__Data about app and page elements__:
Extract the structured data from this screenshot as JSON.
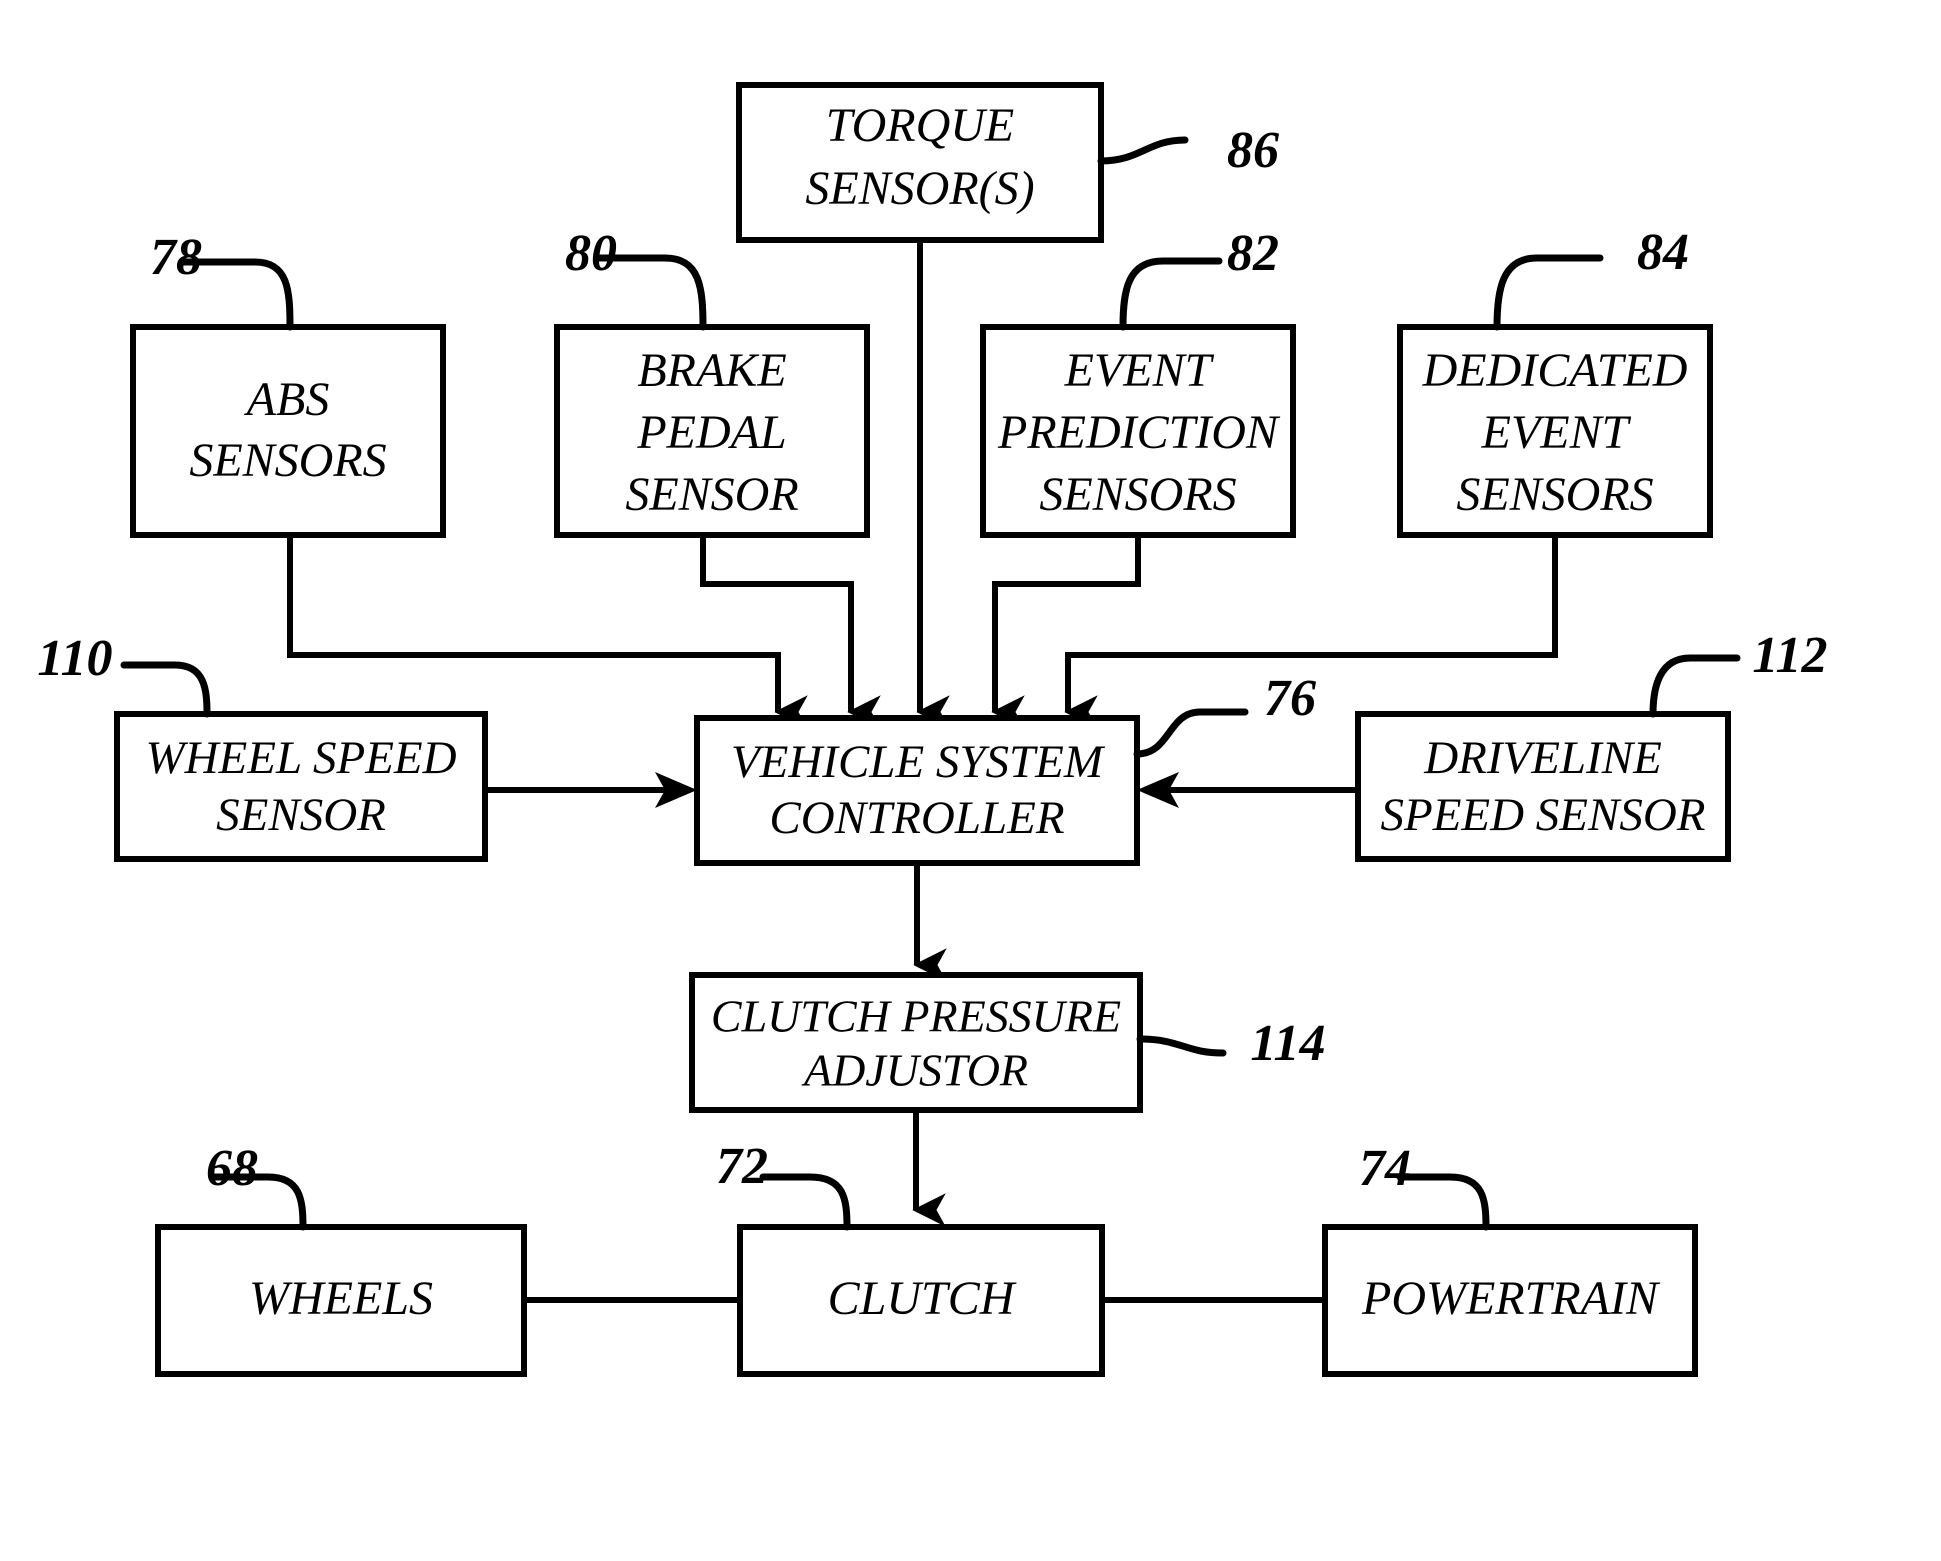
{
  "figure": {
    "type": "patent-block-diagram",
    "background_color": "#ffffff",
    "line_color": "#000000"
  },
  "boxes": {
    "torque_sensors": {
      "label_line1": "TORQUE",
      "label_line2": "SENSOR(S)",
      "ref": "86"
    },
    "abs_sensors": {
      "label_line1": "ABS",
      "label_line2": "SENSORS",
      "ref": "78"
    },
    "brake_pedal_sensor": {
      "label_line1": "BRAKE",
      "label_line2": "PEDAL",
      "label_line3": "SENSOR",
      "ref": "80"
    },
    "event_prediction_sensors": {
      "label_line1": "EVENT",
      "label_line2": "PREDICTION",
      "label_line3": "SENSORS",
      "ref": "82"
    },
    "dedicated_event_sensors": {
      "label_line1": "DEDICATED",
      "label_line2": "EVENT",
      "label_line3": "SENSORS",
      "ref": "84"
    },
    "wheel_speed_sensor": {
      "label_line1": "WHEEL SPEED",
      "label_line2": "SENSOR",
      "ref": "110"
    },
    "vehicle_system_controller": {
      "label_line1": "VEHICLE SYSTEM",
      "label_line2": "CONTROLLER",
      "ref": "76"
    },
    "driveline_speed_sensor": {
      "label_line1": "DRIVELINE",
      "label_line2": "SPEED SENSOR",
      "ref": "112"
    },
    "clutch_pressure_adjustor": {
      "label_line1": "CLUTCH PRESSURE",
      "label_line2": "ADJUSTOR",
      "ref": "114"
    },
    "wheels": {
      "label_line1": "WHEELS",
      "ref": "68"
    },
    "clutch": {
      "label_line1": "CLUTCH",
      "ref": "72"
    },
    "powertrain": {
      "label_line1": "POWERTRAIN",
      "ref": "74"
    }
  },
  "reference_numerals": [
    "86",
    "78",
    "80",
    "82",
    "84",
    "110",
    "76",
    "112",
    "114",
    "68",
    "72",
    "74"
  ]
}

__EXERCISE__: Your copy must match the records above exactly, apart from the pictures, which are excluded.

__RESULT OF THE EXERCISE__:
Extract the structured data from this screenshot as JSON.
{
  "figure": {
    "type": "patent-block-diagram",
    "background_color": "#ffffff",
    "line_color": "#000000"
  },
  "boxes": {
    "torque_sensors": {
      "label_line1": "TORQUE",
      "label_line2": "SENSOR(S)",
      "ref": "86"
    },
    "abs_sensors": {
      "label_line1": "ABS",
      "label_line2": "SENSORS",
      "ref": "78"
    },
    "brake_pedal_sensor": {
      "label_line1": "BRAKE",
      "label_line2": "PEDAL",
      "label_line3": "SENSOR",
      "ref": "80"
    },
    "event_prediction_sensors": {
      "label_line1": "EVENT",
      "label_line2": "PREDICTION",
      "label_line3": "SENSORS",
      "ref": "82"
    },
    "dedicated_event_sensors": {
      "label_line1": "DEDICATED",
      "label_line2": "EVENT",
      "label_line3": "SENSORS",
      "ref": "84"
    },
    "wheel_speed_sensor": {
      "label_line1": "WHEEL SPEED",
      "label_line2": "SENSOR",
      "ref": "110"
    },
    "vehicle_system_controller": {
      "label_line1": "VEHICLE SYSTEM",
      "label_line2": "CONTROLLER",
      "ref": "76"
    },
    "driveline_speed_sensor": {
      "label_line1": "DRIVELINE",
      "label_line2": "SPEED SENSOR",
      "ref": "112"
    },
    "clutch_pressure_adjustor": {
      "label_line1": "CLUTCH PRESSURE",
      "label_line2": "ADJUSTOR",
      "ref": "114"
    },
    "wheels": {
      "label_line1": "WHEELS",
      "ref": "68"
    },
    "clutch": {
      "label_line1": "CLUTCH",
      "ref": "72"
    },
    "powertrain": {
      "label_line1": "POWERTRAIN",
      "ref": "74"
    }
  },
  "reference_numerals": [
    "86",
    "78",
    "80",
    "82",
    "84",
    "110",
    "76",
    "112",
    "114",
    "68",
    "72",
    "74"
  ]
}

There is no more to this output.